“Then he just grew up and decided, ‘I can do this. Other people can do this. I’m not a quitter,’” his father, Rick Charlson, said at the time. “So he stuck it out. I think now, towards the end, it’s just what you do. He was very responsible.”

While attending SOU, Scott Charlson often wrote sports stories for the Ashland Daily Tidings and also contributed stories to the sports section of the Mail Tribune.

Charlson played lacrosse in college, and had been planning to graduate until he found out he needed one more class. He heard working as a firefighter for Grayback Forestry paid well and landed the job that would have helped him finish college.

Hammer, the Grants Pass firefighter, had just graduated from Corban College with a business degree and married his college girlfriend. He previously had worked as a wildland firefighter during summers and was known for being unflappable under pressure and for his sense of adventure.

Renno, the firefighter from Cave Junction, was a cross country and long distance track runner while attending Illinois Valley High School. Although he was a naturally gifted runner, he also worked hard to achieve his goals. Renno later took classes at SOU.

To this day, Grayback Forestry maintains online memorials for its fallen firefighters.

President Michael Wheelock said officials informed him about the 2008 crash a few hours after it occurred, but a gag order was in place and he was told only that some people had been seriously injured, Wheelock said.

“All through the night, I kept asking the Forest Service, ‘Are those folks OK?’ Something told me they weren’t,” he recalled.

The next morning, Wheelock learned about the large number of fatalities and flew down to California.

Since the crash, he said decision makers on wildfires are more cautious about needlessly subjecting workers to dangerous conditions.

Despite the inherent dangers of using aircraft during battles against wildfires, Wheelock said helicopters always will be an essential tool.

Without the efforts of firefighters and aircraft, the Taylor Creek fire now burning near Merlin and several miles from Grants Pass would have spread to the more populated town, Wheelock said.

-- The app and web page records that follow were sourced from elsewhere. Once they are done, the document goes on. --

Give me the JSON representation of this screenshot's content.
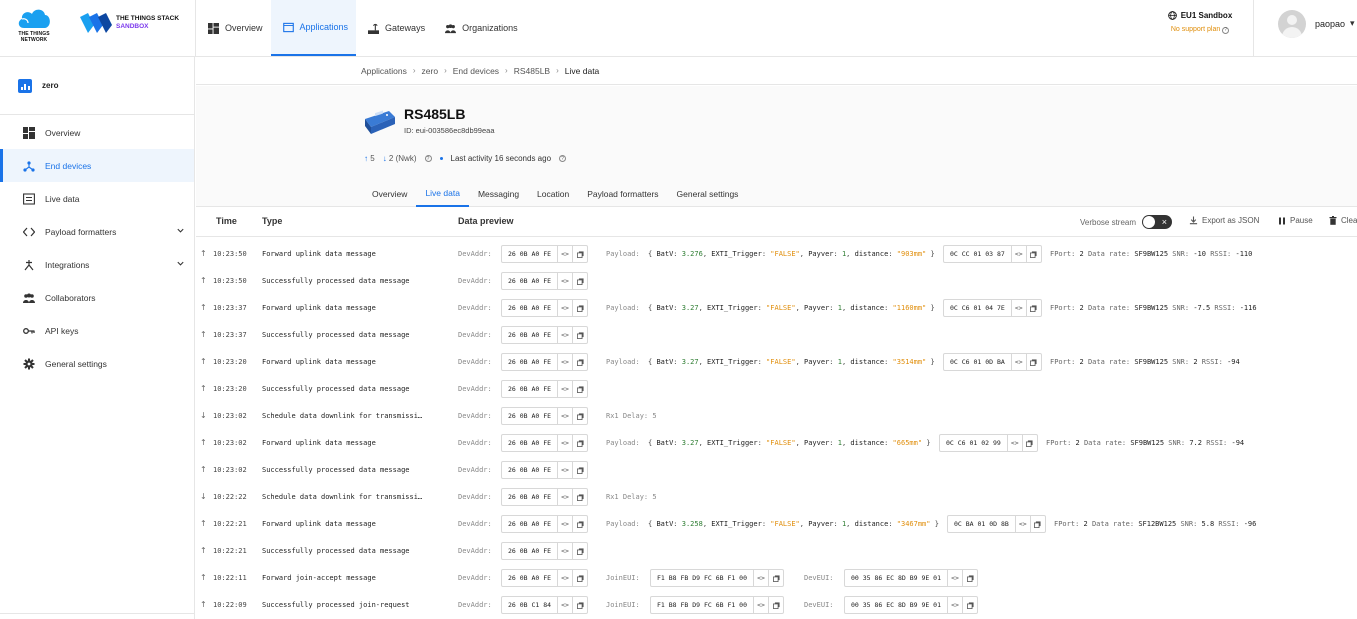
{
  "brand": {
    "ttn_lines": [
      "THE THINGS",
      "NETWORK"
    ],
    "tts_line1": "THE THINGS STACK",
    "tts_line2": "SANDBOX"
  },
  "nav": {
    "items": [
      {
        "label": "Overview",
        "icon": "dashboard-icon"
      },
      {
        "label": "Applications",
        "icon": "application-icon",
        "active": true
      },
      {
        "label": "Gateways",
        "icon": "gateway-icon"
      },
      {
        "label": "Organizations",
        "icon": "organization-icon"
      }
    ]
  },
  "cluster": {
    "name": "EU1 Sandbox",
    "plan": "No support plan"
  },
  "user": {
    "name": "paopao"
  },
  "sidebar": {
    "app_name": "zero",
    "items": [
      {
        "label": "Overview",
        "icon": "dashboard-icon"
      },
      {
        "label": "End devices",
        "icon": "end-device-icon",
        "active": true
      },
      {
        "label": "Live data",
        "icon": "live-data-icon"
      },
      {
        "label": "Payload formatters",
        "icon": "code-icon",
        "chevron": true
      },
      {
        "label": "Integrations",
        "icon": "integration-icon",
        "chevron": true
      },
      {
        "label": "Collaborators",
        "icon": "collaborators-icon"
      },
      {
        "label": "API keys",
        "icon": "key-icon"
      },
      {
        "label": "General settings",
        "icon": "gear-icon"
      }
    ]
  },
  "breadcrumb": [
    "Applications",
    "zero",
    "End devices",
    "RS485LB",
    "Live data"
  ],
  "device": {
    "name": "RS485LB",
    "id": "ID: eui-003586ec8db99eaa",
    "uplinks": "5",
    "downlinks": "2",
    "downlinks_note": "(Nwk)",
    "last_activity": "Last activity",
    "last_activity_ago": "16 seconds ago"
  },
  "tabs": [
    "Overview",
    "Live data",
    "Messaging",
    "Location",
    "Payload formatters",
    "General settings"
  ],
  "active_tab": "Live data",
  "table": {
    "col_time": "Time",
    "col_type": "Type",
    "col_preview": "Data preview",
    "verbose_label": "Verbose stream",
    "export_label": "Export as JSON",
    "pause_label": "Pause",
    "clear_label": "Clear"
  },
  "labels": {
    "devaddr": "DevAddr:",
    "payload": "Payload:",
    "joineui": "JoinEUI:",
    "deveui": "DevEUI:",
    "fport": "FPort:",
    "datarate": "Data rate:",
    "snr": "SNR:",
    "rssi": "RSSI:"
  },
  "rows": [
    {
      "dir": "up",
      "time": "10:23:50",
      "type": "Forward uplink data message",
      "devaddr": "26 0B A0 FE",
      "kind": "uplink",
      "batv": "3.276",
      "exti": "\"FALSE\"",
      "payver": "1",
      "distance": "\"903mm\"",
      "raw": "0C CC 01 03 87",
      "fport": "2",
      "datarate": "SF9BW125",
      "snr": "-10",
      "rssi": "-110"
    },
    {
      "dir": "up",
      "time": "10:23:50",
      "type": "Successfully processed data message",
      "devaddr": "26 0B A0 FE",
      "kind": "plain"
    },
    {
      "dir": "up",
      "time": "10:23:37",
      "type": "Forward uplink data message",
      "devaddr": "26 0B A0 FE",
      "kind": "uplink",
      "batv": "3.27",
      "exti": "\"FALSE\"",
      "payver": "1",
      "distance": "\"1160mm\"",
      "raw": "0C C6 01 04 7E",
      "fport": "2",
      "datarate": "SF9BW125",
      "snr": "-7.5",
      "rssi": "-116"
    },
    {
      "dir": "up",
      "time": "10:23:37",
      "type": "Successfully processed data message",
      "devaddr": "26 0B A0 FE",
      "kind": "plain"
    },
    {
      "dir": "up",
      "time": "10:23:20",
      "type": "Forward uplink data message",
      "devaddr": "26 0B A0 FE",
      "kind": "uplink",
      "batv": "3.27",
      "exti": "\"FALSE\"",
      "payver": "1",
      "distance": "\"3514mm\"",
      "raw": "0C C6 01 0D BA",
      "fport": "2",
      "datarate": "SF9BW125",
      "snr": "2",
      "rssi": "-94"
    },
    {
      "dir": "up",
      "time": "10:23:20",
      "type": "Successfully processed data message",
      "devaddr": "26 0B A0 FE",
      "kind": "plain"
    },
    {
      "dir": "down",
      "time": "10:23:02",
      "type": "Schedule data downlink for transmissi…",
      "devaddr": "26 0B A0 FE",
      "kind": "rx1",
      "rx1": "Rx1 Delay: 5"
    },
    {
      "dir": "up",
      "time": "10:23:02",
      "type": "Forward uplink data message",
      "devaddr": "26 0B A0 FE",
      "kind": "uplink",
      "batv": "3.27",
      "exti": "\"FALSE\"",
      "payver": "1",
      "distance": "\"665mm\"",
      "raw": "0C C6 01 02 99",
      "fport": "2",
      "datarate": "SF9BW125",
      "snr": "7.2",
      "rssi": "-94"
    },
    {
      "dir": "up",
      "time": "10:23:02",
      "type": "Successfully processed data message",
      "devaddr": "26 0B A0 FE",
      "kind": "plain"
    },
    {
      "dir": "down",
      "time": "10:22:22",
      "type": "Schedule data downlink for transmissi…",
      "devaddr": "26 0B A0 FE",
      "kind": "rx1",
      "rx1": "Rx1 Delay: 5"
    },
    {
      "dir": "up",
      "time": "10:22:21",
      "type": "Forward uplink data message",
      "devaddr": "26 0B A0 FE",
      "kind": "uplink",
      "batv": "3.258",
      "exti": "\"FALSE\"",
      "payver": "1",
      "distance": "\"3467mm\"",
      "raw": "0C BA 01 0D 8B",
      "fport": "2",
      "datarate": "SF12BW125",
      "snr": "5.8",
      "rssi": "-96"
    },
    {
      "dir": "up",
      "time": "10:22:21",
      "type": "Successfully processed data message",
      "devaddr": "26 0B A0 FE",
      "kind": "plain"
    },
    {
      "dir": "up",
      "time": "10:22:11",
      "type": "Forward join-accept message",
      "devaddr": "26 0B A0 FE",
      "kind": "join",
      "joineui": "F1 B8 FB D9 FC 6B F1 00",
      "deveui": "00 35 86 EC 8D B9 9E 01"
    },
    {
      "dir": "up",
      "time": "10:22:09",
      "type": "Successfully processed join-request",
      "devaddr": "26 0B C1 84",
      "kind": "join",
      "joineui": "F1 B8 FB D9 FC 6B F1 00",
      "deveui": "00 35 86 EC 8D B9 9E 01"
    }
  ]
}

The wildfire has burned more than 33,000 acres, according to the Joint Information Center.

Wheelock said all those who died in the 2008 Iron 44 crash were great human beings who had so much potential.

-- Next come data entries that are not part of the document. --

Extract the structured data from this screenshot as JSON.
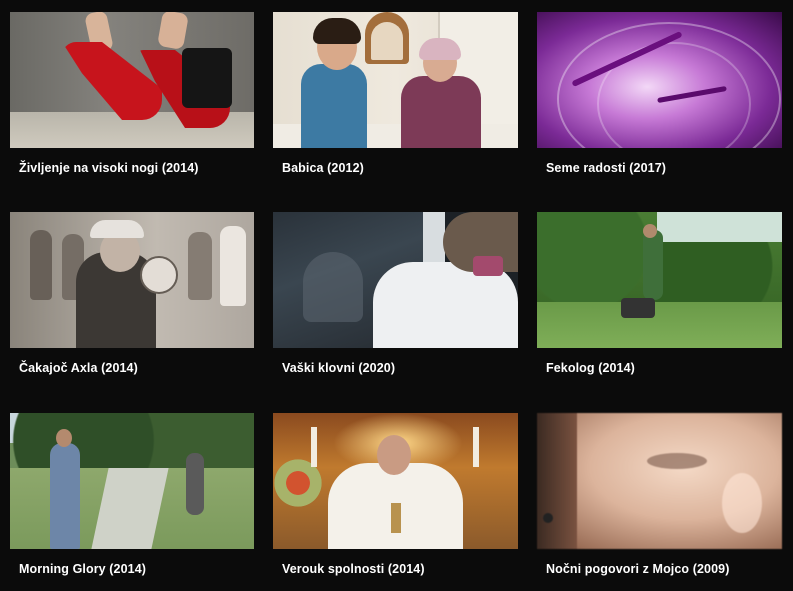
{
  "films": [
    {
      "title": "Življenje na visoki nogi (2014)",
      "thumb": "red-high-heels"
    },
    {
      "title": "Babica (2012)",
      "thumb": "boy-and-grandmother"
    },
    {
      "title": "Seme radosti (2017)",
      "thumb": "purple-onion"
    },
    {
      "title": "Čakajoč Axla (2014)",
      "thumb": "sepia-boy-with-ball"
    },
    {
      "title": "Vaški klovni (2020)",
      "thumb": "car-window-portrait"
    },
    {
      "title": "Fekolog (2014)",
      "thumb": "man-in-garden"
    },
    {
      "title": "Morning Glory (2014)",
      "thumb": "workers-on-garden-path"
    },
    {
      "title": "Verouk spolnosti (2014)",
      "thumb": "priest-at-altar"
    },
    {
      "title": "Nočni pogovori z Mojco (2009)",
      "thumb": "face-close-up"
    }
  ]
}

“I can’t even grasp what the parents went through,” he said.

Wheelock said he hopes everyone will direct their thoughts and prayers toward the families of the firefighters and pilots killed a decade ago.

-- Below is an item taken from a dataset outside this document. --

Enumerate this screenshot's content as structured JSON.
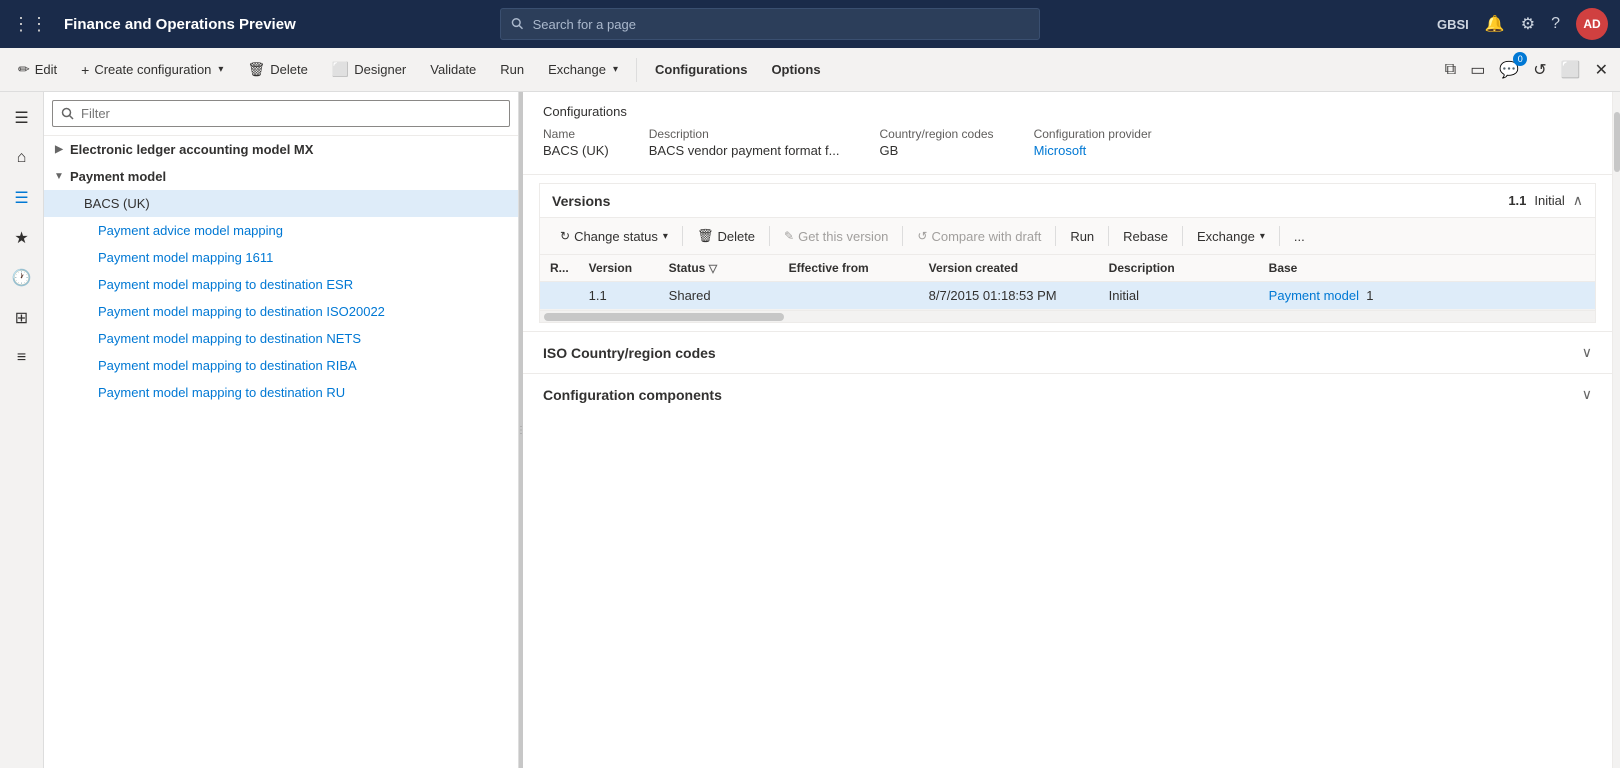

“We never forget. They never forget. My heart just bleeds for them,” he said.

Reach Mail Tribune reporter Vickie Aldous at 541-776-4486 or valdous@rosebudmedia.com. Follow her at www.twitter.com/VickieAldous.

Shawn Blazer
David Steele